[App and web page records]
*** Begin section ***
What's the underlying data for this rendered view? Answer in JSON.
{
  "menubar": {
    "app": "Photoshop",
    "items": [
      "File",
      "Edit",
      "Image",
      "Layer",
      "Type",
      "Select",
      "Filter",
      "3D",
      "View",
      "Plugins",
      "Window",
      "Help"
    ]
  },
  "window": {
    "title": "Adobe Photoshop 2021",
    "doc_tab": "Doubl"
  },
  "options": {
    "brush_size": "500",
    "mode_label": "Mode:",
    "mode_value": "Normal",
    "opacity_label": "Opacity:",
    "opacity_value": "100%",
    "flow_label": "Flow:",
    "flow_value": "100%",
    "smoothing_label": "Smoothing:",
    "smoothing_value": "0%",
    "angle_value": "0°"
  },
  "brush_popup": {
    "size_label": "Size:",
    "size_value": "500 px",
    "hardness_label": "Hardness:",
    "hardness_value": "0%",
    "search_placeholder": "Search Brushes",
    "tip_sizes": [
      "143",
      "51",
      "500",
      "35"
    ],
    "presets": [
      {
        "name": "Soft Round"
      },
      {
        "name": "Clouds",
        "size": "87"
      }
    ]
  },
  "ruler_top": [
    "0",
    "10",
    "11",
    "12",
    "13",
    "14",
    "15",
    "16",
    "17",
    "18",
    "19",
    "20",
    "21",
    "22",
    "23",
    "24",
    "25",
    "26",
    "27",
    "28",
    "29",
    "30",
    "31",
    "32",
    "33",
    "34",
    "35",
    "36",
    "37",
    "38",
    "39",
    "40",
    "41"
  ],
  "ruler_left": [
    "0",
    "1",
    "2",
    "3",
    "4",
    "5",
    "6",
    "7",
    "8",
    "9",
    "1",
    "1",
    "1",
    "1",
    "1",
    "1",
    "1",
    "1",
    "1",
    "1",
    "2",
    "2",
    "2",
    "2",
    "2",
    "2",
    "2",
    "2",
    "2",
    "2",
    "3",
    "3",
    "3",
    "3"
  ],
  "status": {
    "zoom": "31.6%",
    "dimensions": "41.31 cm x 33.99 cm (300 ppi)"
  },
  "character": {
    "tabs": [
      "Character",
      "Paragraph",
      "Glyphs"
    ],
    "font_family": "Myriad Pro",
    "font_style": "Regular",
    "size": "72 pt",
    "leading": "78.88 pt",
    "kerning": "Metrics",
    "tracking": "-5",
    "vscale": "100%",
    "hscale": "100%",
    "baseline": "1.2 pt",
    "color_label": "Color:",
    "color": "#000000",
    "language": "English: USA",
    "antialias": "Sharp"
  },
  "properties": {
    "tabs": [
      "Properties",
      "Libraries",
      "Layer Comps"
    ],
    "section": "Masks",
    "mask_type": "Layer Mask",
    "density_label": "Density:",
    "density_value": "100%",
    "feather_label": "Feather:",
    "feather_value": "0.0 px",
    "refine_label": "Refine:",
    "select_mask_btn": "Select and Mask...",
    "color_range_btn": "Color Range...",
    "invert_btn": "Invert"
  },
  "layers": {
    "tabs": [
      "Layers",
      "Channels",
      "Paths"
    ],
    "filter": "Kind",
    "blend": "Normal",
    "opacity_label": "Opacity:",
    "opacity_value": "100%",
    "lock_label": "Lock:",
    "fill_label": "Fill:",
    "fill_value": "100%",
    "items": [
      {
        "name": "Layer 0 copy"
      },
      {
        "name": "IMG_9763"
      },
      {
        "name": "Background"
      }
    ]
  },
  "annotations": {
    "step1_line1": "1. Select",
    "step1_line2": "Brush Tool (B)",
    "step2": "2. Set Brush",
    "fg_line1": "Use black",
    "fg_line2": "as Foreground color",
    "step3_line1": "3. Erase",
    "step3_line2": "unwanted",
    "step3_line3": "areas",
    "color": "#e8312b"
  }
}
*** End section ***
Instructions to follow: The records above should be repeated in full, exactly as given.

Exercise solution:
What's the underlying data for this rendered view? Answer in JSON.
{
  "menubar": {
    "app": "Photoshop",
    "items": [
      "File",
      "Edit",
      "Image",
      "Layer",
      "Type",
      "Select",
      "Filter",
      "3D",
      "View",
      "Plugins",
      "Window",
      "Help"
    ]
  },
  "window": {
    "title": "Adobe Photoshop 2021",
    "doc_tab": "Doubl"
  },
  "options": {
    "brush_size": "500",
    "mode_label": "Mode:",
    "mode_value": "Normal",
    "opacity_label": "Opacity:",
    "opacity_value": "100%",
    "flow_label": "Flow:",
    "flow_value": "100%",
    "smoothing_label": "Smoothing:",
    "smoothing_value": "0%",
    "angle_value": "0°"
  },
  "brush_popup": {
    "size_label": "Size:",
    "size_value": "500 px",
    "hardness_label": "Hardness:",
    "hardness_value": "0%",
    "search_placeholder": "Search Brushes",
    "tip_sizes": [
      "143",
      "51",
      "500",
      "35"
    ],
    "presets": [
      {
        "name": "Soft Round"
      },
      {
        "name": "Clouds",
        "size": "87"
      }
    ]
  },
  "ruler_top": [
    "0",
    "10",
    "11",
    "12",
    "13",
    "14",
    "15",
    "16",
    "17",
    "18",
    "19",
    "20",
    "21",
    "22",
    "23",
    "24",
    "25",
    "26",
    "27",
    "28",
    "29",
    "30",
    "31",
    "32",
    "33",
    "34",
    "35",
    "36",
    "37",
    "38",
    "39",
    "40",
    "41"
  ],
  "ruler_left": [
    "0",
    "1",
    "2",
    "3",
    "4",
    "5",
    "6",
    "7",
    "8",
    "9",
    "1",
    "1",
    "1",
    "1",
    "1",
    "1",
    "1",
    "1",
    "1",
    "1",
    "2",
    "2",
    "2",
    "2",
    "2",
    "2",
    "2",
    "2",
    "2",
    "2",
    "3",
    "3",
    "3",
    "3"
  ],
  "status": {
    "zoom": "31.6%",
    "dimensions": "41.31 cm x 33.99 cm (300 ppi)"
  },
  "character": {
    "tabs": [
      "Character",
      "Paragraph",
      "Glyphs"
    ],
    "font_family": "Myriad Pro",
    "font_style": "Regular",
    "size": "72 pt",
    "leading": "78.88 pt",
    "kerning": "Metrics",
    "tracking": "-5",
    "vscale": "100%",
    "hscale": "100%",
    "baseline": "1.2 pt",
    "color_label": "Color:",
    "color": "#000000",
    "language": "English: USA",
    "antialias": "Sharp"
  },
  "properties": {
    "tabs": [
      "Properties",
      "Libraries",
      "Layer Comps"
    ],
    "section": "Masks",
    "mask_type": "Layer Mask",
    "density_label": "Density:",
    "density_value": "100%",
    "feather_label": "Feather:",
    "feather_value": "0.0 px",
    "refine_label": "Refine:",
    "select_mask_btn": "Select and Mask...",
    "color_range_btn": "Color Range...",
    "invert_btn": "Invert"
  },
  "layers": {
    "tabs": [
      "Layers",
      "Channels",
      "Paths"
    ],
    "filter": "Kind",
    "blend": "Normal",
    "opacity_label": "Opacity:",
    "opacity_value": "100%",
    "lock_label": "Lock:",
    "fill_label": "Fill:",
    "fill_value": "100%",
    "items": [
      {
        "name": "Layer 0 copy"
      },
      {
        "name": "IMG_9763"
      },
      {
        "name": "Background"
      }
    ]
  },
  "annotations": {
    "step1_line1": "1. Select",
    "step1_line2": "Brush Tool (B)",
    "step2": "2. Set Brush",
    "fg_line1": "Use black",
    "fg_line2": "as Foreground color",
    "step3_line1": "3. Erase",
    "step3_line2": "unwanted",
    "step3_line3": "areas",
    "color": "#e8312b"
  }
}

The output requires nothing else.